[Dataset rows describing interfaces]
★ ★ ★

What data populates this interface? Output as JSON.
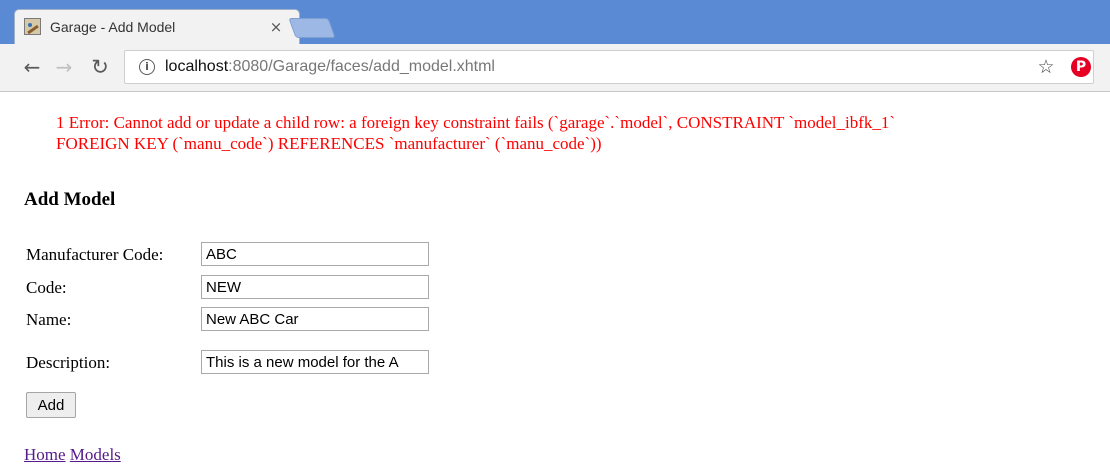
{
  "browser": {
    "tab_title": "Garage - Add Model",
    "tab_close": "×",
    "url_host": "localhost",
    "url_rest": ":8080/Garage/faces/add_model.xhtml",
    "accent_color": "#5b8ad5"
  },
  "page": {
    "errors": [
      "1 Error: Cannot add or update a child row: a foreign key constraint fails (`garage`.`model`, CONSTRAINT `model_ibfk_1`",
      "FOREIGN KEY (`manu_code`) REFERENCES `manufacturer` (`manu_code`))"
    ],
    "error_color": "#ff0000",
    "heading": "Add Model",
    "form": {
      "manufacturer_code": {
        "label": "Manufacturer Code:",
        "value": "ABC"
      },
      "code": {
        "label": "Code:",
        "value": "NEW"
      },
      "name": {
        "label": "Name:",
        "value": "New ABC Car"
      },
      "description": {
        "label": "Description:",
        "value": "This is a new model for the A"
      }
    },
    "add_button": "Add",
    "links": {
      "home": "Home",
      "models": "Models"
    }
  }
}
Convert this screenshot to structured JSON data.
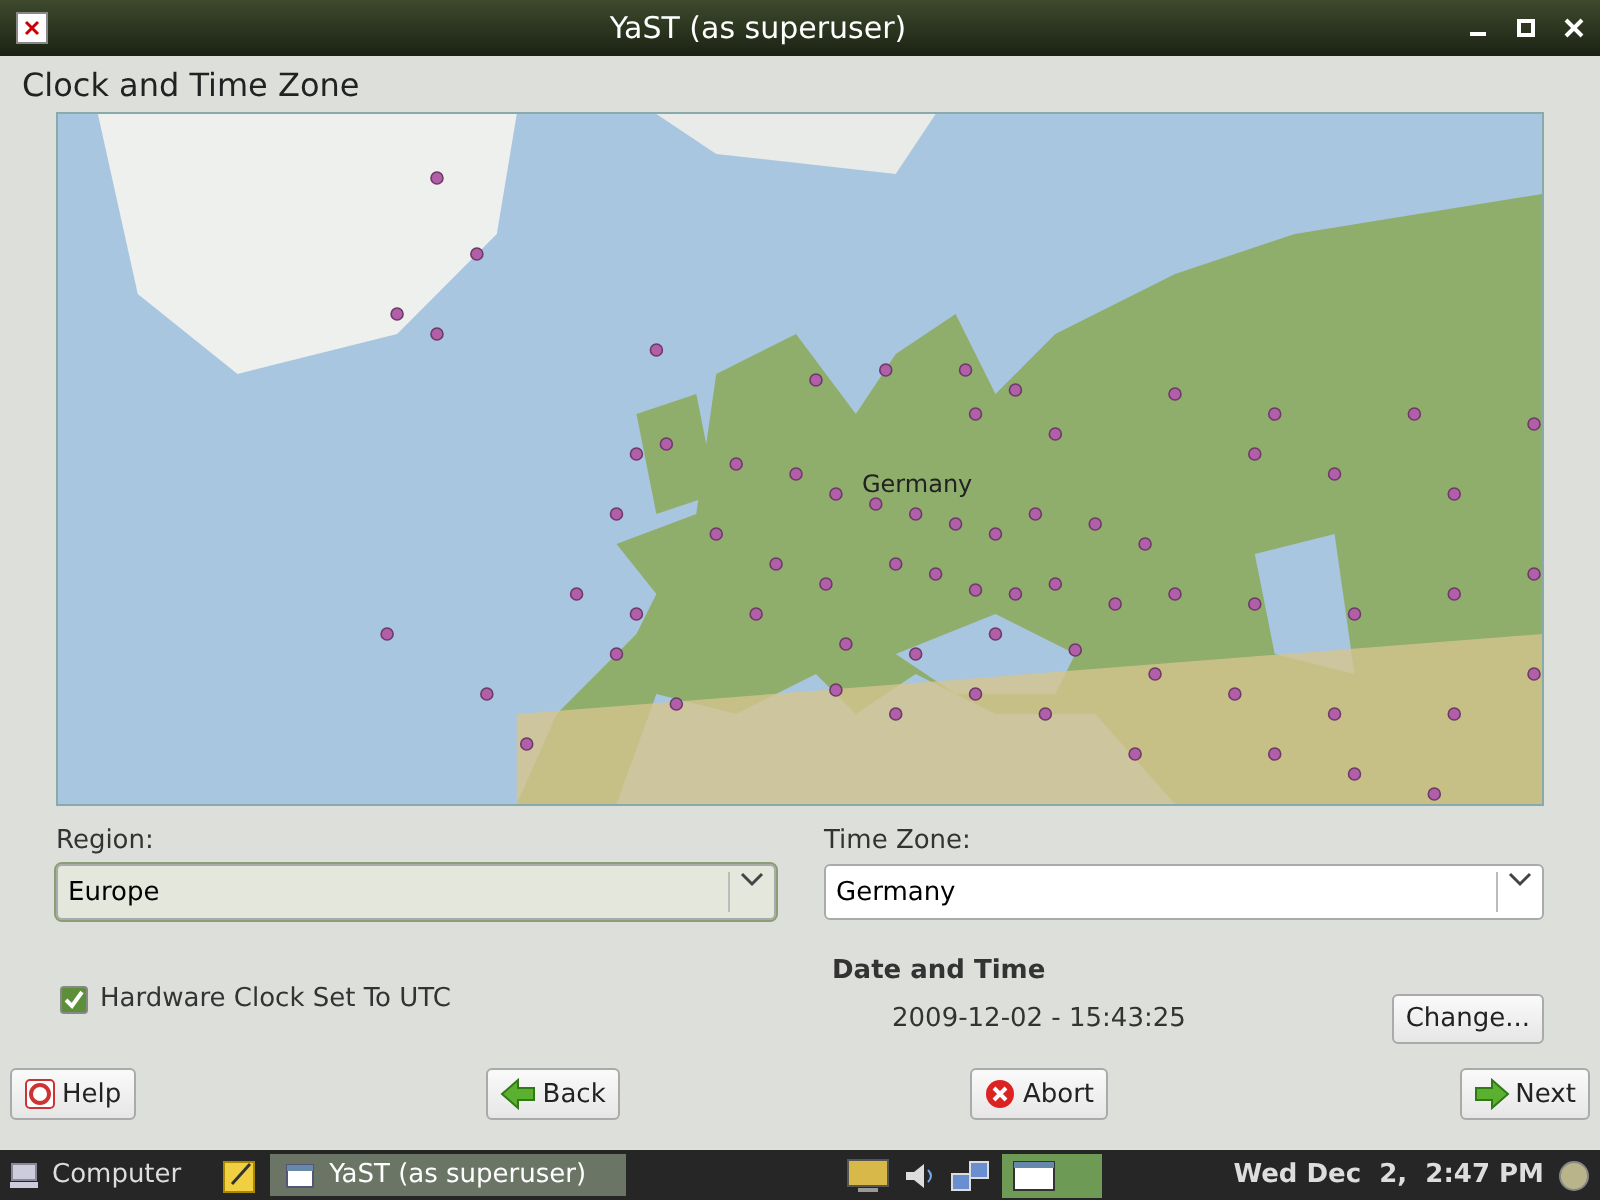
{
  "window": {
    "title": "YaST (as superuser)"
  },
  "heading": "Clock and Time Zone",
  "map": {
    "label": "Germany"
  },
  "region": {
    "label": "Region:",
    "value": "Europe"
  },
  "time_zone": {
    "label": "Time Zone:",
    "value": "Germany"
  },
  "hardware_clock": {
    "label": "Hardware Clock Set To UTC",
    "checked": true
  },
  "date_time": {
    "heading": "Date and Time",
    "value": "2009-12-02 - 15:43:25",
    "button": "Change..."
  },
  "buttons": [
    {
      "kind": "help",
      "label": "Help"
    },
    {
      "kind": "back",
      "label": "Back"
    },
    {
      "kind": "abort",
      "label": "Abort"
    },
    {
      "kind": "next",
      "label": "Next"
    }
  ],
  "taskbar": {
    "menu": "Computer",
    "task": "YaST (as superuser)",
    "clock": "Wed Dec  2,  2:47 PM"
  }
}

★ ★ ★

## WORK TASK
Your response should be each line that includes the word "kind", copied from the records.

## WRITTEN ANSWER
      "kind": "help",
      "kind": "back",
      "kind": "abort",
      "kind": "next",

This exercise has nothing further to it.